An early diagnosis of comorbid mood disorders is very crucial in the management of these conditions. Talking openly to the family members, and doctor of these patients can help a lot.
Psychiatrists often prefer cognitive behavioral therapy (CBT) for curing these ailments over antidepressant and anxiolytic medications in children.
Conduct disorder (CD): It is characterized by marked and unreasonable aggression. Patients with CD are likely to cause serious injuries to themselves and others. They tend to break rules and often damage others’ property on purpose. The diagnosis of ADHD in a child increases the likelihood of the diagnosis of CD.

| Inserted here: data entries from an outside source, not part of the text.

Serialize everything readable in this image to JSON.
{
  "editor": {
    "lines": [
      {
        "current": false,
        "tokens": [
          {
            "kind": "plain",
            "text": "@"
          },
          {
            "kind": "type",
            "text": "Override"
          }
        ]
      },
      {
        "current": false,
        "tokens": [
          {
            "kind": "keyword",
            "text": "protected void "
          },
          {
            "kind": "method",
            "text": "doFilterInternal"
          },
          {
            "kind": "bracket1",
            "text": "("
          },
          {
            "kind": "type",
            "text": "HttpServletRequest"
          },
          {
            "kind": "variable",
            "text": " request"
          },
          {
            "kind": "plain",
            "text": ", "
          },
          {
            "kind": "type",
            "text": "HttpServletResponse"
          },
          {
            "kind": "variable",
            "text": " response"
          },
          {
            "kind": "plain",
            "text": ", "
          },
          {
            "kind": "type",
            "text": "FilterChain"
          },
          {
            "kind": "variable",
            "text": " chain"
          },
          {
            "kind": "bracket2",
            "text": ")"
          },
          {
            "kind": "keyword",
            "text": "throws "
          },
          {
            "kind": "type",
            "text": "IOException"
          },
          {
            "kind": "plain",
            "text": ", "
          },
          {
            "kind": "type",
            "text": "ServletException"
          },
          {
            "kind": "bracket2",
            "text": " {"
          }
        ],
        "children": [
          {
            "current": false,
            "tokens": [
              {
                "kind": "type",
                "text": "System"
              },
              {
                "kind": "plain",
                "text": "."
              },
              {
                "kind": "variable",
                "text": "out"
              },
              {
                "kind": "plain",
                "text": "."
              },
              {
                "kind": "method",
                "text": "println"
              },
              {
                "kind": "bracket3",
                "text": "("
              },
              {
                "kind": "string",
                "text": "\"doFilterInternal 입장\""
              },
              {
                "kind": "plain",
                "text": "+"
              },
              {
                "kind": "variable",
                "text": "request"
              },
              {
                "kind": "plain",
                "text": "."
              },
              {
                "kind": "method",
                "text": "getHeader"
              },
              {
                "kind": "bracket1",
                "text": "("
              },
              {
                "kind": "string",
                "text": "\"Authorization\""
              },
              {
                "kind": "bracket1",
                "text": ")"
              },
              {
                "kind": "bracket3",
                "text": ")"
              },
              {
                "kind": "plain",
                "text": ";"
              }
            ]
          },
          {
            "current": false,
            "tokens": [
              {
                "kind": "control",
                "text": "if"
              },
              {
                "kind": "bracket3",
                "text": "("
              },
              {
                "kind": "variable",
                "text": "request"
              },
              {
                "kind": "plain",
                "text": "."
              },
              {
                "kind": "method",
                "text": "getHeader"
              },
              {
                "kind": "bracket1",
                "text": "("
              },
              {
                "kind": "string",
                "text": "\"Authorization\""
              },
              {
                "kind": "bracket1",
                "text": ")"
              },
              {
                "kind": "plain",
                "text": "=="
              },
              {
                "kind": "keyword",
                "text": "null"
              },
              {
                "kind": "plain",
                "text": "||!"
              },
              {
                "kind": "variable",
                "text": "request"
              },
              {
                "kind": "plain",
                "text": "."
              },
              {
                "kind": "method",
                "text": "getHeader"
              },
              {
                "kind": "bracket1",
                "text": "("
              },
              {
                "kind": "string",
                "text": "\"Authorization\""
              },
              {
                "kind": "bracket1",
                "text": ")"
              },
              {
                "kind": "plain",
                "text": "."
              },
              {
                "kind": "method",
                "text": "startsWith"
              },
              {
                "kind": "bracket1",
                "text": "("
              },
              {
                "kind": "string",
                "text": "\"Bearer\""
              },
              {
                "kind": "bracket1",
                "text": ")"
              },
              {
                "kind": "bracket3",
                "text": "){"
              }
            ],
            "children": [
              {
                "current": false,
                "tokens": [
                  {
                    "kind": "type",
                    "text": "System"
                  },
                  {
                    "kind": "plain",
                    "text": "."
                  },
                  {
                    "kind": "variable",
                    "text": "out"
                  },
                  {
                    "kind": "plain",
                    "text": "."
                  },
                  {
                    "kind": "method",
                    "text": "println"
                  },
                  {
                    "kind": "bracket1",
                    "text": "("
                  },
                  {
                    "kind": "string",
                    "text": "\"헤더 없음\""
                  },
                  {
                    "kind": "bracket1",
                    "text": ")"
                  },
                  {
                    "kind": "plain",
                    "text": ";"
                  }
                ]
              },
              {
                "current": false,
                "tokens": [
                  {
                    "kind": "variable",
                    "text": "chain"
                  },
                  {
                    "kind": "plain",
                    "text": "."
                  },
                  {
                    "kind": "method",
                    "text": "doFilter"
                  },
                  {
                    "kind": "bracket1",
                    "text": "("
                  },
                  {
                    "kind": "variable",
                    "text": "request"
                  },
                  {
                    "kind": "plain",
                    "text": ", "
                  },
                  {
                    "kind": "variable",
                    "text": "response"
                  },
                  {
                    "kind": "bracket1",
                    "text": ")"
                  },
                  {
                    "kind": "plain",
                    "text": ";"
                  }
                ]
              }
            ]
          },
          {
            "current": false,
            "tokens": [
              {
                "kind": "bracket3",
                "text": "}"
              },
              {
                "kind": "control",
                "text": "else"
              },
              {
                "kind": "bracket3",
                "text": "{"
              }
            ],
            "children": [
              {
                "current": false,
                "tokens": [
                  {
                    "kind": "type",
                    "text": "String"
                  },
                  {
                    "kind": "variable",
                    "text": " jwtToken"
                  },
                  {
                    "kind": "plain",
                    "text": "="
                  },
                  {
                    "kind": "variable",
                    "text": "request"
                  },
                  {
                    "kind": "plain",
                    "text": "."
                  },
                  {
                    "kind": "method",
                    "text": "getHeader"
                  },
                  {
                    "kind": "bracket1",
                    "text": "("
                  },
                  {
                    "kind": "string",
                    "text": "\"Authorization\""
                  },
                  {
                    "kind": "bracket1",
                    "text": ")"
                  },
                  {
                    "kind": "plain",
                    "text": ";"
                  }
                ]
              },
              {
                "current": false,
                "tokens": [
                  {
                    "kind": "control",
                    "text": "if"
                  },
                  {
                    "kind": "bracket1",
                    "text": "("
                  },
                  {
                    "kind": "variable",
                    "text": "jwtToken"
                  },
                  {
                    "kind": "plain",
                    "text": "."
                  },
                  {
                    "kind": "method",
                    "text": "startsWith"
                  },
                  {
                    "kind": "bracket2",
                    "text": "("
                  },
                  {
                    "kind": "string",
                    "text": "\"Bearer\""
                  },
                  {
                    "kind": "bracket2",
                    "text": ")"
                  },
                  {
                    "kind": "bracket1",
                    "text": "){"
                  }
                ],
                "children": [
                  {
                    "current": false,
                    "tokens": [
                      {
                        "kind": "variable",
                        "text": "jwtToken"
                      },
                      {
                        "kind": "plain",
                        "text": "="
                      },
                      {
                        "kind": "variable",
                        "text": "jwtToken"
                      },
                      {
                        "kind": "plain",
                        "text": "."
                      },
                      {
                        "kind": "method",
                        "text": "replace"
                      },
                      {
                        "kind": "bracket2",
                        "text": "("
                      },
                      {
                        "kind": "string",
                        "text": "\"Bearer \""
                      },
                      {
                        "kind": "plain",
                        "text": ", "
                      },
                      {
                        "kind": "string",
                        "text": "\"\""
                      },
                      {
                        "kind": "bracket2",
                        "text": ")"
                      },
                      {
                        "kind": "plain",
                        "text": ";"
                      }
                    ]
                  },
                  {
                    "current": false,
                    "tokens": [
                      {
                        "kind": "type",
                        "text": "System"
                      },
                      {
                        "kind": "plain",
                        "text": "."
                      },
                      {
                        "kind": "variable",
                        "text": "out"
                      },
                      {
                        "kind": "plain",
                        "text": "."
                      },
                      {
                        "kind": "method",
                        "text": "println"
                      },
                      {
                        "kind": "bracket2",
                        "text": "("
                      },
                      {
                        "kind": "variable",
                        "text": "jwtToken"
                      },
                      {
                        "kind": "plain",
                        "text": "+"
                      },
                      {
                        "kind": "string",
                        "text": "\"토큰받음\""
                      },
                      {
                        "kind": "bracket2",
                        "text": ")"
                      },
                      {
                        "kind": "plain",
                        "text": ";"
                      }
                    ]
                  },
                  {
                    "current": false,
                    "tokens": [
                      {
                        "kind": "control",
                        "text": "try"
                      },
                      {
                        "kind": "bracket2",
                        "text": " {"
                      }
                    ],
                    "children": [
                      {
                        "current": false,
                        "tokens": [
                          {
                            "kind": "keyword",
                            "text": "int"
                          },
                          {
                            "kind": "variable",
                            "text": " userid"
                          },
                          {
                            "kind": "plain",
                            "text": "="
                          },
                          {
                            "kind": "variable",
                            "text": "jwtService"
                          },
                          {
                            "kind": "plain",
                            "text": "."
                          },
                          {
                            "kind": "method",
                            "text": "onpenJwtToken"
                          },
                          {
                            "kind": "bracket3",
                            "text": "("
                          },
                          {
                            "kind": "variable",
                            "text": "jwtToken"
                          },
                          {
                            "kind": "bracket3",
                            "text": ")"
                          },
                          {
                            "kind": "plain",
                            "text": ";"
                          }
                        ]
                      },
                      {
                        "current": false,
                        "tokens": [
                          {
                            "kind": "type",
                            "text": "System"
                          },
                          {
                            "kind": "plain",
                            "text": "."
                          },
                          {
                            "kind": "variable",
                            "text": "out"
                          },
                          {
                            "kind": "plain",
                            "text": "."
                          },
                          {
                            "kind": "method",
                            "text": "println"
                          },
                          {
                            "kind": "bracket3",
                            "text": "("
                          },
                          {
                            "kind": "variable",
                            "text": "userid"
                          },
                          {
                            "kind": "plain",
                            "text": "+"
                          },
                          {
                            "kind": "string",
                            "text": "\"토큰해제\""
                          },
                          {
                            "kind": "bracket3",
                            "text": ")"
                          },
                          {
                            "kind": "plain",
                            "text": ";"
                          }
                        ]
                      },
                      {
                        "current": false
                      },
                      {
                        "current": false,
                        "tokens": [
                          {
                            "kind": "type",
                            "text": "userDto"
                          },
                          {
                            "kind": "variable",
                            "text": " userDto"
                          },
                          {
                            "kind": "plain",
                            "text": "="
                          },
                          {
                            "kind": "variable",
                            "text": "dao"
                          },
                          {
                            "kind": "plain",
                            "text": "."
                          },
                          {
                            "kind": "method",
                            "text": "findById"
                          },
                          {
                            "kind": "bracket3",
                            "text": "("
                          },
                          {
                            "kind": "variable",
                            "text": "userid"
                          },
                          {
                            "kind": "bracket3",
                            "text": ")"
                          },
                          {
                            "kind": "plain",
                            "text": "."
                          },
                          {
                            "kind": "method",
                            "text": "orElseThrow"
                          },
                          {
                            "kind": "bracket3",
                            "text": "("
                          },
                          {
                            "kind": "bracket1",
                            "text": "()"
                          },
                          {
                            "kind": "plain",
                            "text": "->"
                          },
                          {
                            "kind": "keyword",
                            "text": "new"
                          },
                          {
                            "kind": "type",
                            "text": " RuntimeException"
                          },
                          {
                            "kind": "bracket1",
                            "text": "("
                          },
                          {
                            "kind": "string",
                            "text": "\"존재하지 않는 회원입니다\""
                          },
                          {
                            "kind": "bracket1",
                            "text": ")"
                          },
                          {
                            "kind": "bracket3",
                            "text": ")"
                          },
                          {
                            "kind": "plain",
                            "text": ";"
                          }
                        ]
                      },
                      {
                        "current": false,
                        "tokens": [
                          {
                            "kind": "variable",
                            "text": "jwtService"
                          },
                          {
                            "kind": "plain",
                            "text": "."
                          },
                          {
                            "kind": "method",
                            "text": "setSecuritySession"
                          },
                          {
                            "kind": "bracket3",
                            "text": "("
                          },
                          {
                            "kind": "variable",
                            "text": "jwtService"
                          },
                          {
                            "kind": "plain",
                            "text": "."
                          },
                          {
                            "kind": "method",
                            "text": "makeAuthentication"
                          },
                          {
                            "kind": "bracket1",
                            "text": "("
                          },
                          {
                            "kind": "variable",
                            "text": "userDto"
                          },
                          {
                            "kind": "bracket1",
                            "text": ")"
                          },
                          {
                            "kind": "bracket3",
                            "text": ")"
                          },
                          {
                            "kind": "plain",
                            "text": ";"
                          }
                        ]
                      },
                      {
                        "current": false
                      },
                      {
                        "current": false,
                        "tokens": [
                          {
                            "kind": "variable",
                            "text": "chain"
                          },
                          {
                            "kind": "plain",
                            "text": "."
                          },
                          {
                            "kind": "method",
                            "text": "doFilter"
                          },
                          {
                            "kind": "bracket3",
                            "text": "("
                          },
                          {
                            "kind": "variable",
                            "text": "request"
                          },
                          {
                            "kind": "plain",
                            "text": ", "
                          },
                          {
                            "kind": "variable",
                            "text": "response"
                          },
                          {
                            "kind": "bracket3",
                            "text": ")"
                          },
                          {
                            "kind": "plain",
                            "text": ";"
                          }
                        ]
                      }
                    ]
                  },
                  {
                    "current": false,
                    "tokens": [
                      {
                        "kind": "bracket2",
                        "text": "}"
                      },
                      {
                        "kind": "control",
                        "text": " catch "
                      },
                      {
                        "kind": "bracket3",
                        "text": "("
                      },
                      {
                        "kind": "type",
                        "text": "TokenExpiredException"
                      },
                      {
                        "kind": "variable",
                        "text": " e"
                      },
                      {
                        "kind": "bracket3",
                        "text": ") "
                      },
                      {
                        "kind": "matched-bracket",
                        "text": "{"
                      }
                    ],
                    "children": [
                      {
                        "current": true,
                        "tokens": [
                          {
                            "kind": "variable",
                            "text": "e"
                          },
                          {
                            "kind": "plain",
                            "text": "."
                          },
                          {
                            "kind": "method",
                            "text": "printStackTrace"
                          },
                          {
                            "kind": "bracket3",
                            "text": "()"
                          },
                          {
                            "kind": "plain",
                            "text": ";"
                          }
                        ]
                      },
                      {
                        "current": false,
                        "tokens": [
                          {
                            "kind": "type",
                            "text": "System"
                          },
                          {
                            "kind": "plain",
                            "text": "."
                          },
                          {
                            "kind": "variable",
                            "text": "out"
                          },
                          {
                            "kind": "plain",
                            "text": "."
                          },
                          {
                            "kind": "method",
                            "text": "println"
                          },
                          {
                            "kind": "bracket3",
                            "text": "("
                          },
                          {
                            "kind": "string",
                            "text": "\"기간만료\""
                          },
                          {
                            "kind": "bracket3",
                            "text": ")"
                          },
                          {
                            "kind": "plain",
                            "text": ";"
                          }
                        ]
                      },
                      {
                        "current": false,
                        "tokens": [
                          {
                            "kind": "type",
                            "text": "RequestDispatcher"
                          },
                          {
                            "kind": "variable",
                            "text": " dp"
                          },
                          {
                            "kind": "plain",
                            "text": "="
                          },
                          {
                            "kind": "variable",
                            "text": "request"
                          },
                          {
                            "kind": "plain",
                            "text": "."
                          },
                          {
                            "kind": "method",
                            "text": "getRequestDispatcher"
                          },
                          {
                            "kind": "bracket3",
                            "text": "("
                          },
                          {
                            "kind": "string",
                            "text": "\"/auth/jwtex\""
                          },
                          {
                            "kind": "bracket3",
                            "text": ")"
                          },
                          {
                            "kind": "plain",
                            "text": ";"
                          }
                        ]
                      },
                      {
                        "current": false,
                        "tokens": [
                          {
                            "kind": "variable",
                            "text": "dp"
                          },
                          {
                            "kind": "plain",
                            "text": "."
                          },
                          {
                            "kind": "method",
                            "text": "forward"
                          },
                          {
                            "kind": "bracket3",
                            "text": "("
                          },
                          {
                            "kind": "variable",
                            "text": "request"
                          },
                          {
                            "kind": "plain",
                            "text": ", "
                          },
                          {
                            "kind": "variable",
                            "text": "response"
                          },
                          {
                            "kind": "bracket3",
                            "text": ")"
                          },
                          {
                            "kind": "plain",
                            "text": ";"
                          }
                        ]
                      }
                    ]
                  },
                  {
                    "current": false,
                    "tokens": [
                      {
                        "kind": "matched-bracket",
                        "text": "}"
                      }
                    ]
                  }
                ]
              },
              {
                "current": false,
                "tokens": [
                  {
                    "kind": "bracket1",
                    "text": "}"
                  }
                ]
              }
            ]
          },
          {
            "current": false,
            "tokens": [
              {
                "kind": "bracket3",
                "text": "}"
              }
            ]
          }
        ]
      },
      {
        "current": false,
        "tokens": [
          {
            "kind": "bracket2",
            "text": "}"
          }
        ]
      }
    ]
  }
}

Oppositional defiant disorder (ODD): ODD is characterized by persistent defiant behavior around known people such as family members, friends, and peers. Children with ODD often get angry, lose their temper, and behave disrespectfully. In extreme cases, they also tend to hurt individuals who they believe have hurt them.
Tourette syndrome: While relatively rare, this condition is generally accompanied by ADHD. Children with Tourette syndrome typically display repetitive mannerisms including blinking eyes, clearing throats and sniffing.
Around 25% of the children with ADHD are diagnosed with at least one behavioral/conduct related condition. As always, early treatment can work wonders.
Conduct and behavioral problems are usually handled by the behavioral training of parents,; thebehavioral treatment of the child, and sometimes medications.
In addition to inattentiveness (a classic ADHD symptom), children with ADHD often suffer from other learning disabilities. These include dysgraphia (difficulty in writing), dyslexia (difficulty in identifying letters correctly), and dyscalculia (difficulty with processing numbers).
Co-existence of other mental health conditions with ADHD is statistically proven based on the available data. Scientists believe that stimulation of common physiological pathways and regions of the brain are responsible for comorbid neurological disorders.
Further research is indeed essential to pinpoint particular regions of the brain causing these comorbidities to arise and to develop targeted treatment approaches for these conditions.
Reviewed by Maryam Mahdi, BSc Further Reading